A few days later, and I breathed a huge sigh of relief. From my perspective, certainly, the book had worked. It flowed easily between the three themes of records, bands and scene. Admittedly, for me, I found the bits on bands less interesting as I was always more into the original sounds, but even there it was fascinating to read about what I’d missed. I particularly liked the care Paul had taken to unpack the roots of the scene back to the 60s, and the massive influence of characters like Dan Coffey and Chester Dowling. Many of the stories I’d read before either on line, in Chester’s autobiographical albums or in the treasure trove of back issues of Now Dig This, but it was the first time I’d seen it all brought together in one place. What was especially poignant was the number of contributors who we’d lost since Paul had interviewed them, including Cavan Grogan, Colin Silcocks, Paul Dawkins (Owen) and Ray Campi, underlining the point that, even as he set about the book , the first hand sources of information are starting to dwindle.
I was pleased, too, that the contributions by folk I remembered seemed to chime with mine – and that some of the photos I took at the time made their way in too (not that the book is any sort of coffee table photo book – the words dominate). This was the first time I’d seen the complete list of those Paul had spoken to, and there were many who I remembered as regulars in the clubs I went to, not least Dave Penny, himself an esteemed musicologist and writer. Paul also gave much credit to Stewart Rhodes ‘The Prof’, not just for his contribution on everything from rockabilly days in Harrow to the birth of the psychobilly scene, but also for some judicious editing. I’m sure that errors will have crept in, but nothing leaped out that spoiled my reading, nor aroused my grammarial pedantry.

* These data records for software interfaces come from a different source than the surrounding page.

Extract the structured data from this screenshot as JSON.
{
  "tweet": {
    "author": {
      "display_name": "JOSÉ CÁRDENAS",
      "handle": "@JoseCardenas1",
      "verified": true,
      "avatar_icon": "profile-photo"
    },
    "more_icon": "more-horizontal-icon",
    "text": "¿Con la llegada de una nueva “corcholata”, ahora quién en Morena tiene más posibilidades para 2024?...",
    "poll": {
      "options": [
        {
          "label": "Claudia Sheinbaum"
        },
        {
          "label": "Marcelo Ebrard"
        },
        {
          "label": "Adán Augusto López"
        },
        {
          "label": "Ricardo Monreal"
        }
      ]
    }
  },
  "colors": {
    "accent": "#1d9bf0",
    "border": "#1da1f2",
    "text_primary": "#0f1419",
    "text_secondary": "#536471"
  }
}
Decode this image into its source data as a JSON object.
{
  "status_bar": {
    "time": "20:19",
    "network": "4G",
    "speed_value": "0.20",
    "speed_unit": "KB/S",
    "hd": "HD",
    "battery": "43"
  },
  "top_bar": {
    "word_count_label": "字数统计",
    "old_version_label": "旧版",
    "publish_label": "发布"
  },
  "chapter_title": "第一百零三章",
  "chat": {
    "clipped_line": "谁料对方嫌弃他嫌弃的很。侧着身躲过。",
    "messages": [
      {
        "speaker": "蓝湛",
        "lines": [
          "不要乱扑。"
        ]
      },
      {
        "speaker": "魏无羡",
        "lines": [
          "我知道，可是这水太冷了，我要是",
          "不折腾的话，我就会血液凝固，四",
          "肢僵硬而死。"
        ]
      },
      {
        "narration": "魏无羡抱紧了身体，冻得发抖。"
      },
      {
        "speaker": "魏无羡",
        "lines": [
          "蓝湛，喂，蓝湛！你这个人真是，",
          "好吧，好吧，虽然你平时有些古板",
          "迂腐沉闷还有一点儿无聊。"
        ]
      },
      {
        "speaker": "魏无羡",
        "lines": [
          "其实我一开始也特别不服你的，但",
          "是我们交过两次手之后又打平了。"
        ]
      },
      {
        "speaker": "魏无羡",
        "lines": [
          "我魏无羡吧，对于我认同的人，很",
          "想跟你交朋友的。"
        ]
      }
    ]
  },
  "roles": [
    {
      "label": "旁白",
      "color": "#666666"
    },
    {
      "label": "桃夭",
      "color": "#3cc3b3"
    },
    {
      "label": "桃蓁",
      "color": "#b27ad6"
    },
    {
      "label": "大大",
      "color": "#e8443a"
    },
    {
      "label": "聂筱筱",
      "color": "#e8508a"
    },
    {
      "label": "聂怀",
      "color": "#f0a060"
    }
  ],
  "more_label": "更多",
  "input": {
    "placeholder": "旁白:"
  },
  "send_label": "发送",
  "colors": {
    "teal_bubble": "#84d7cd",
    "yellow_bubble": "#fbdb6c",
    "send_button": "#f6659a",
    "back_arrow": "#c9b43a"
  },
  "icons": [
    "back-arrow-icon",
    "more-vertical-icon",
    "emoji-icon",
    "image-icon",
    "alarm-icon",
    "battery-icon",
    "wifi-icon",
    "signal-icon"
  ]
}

The bottom line? If you were there, this is essential reading to remind you of what a great time we had, and the characters that made it that way, and to make you wish you could go back and catch up on the bits you missed. Even if you weren’t there, but have since been drawn to the rockin’ scene, this will help fill in the gaps as to how it got that way (not least nuggets like the story behind the birth of the version of the stroll now danced and taught worldwide). I guarantee, though, that you’ll wish you could leap into a time machine to head back and live it for real. All I can say is join the queue – I’m off back to 1981, when my quiff was long, my legs could dance all night, and there was a girl over the other side of the dance floor it would take me another 30 years to meet…
And having written all this, Martin Heaphy from Sounds That Swing has put it so much more succinctly in one of their regular updates. Check it out, along with the rest of their fascinating insights into what’s new on the record scene here.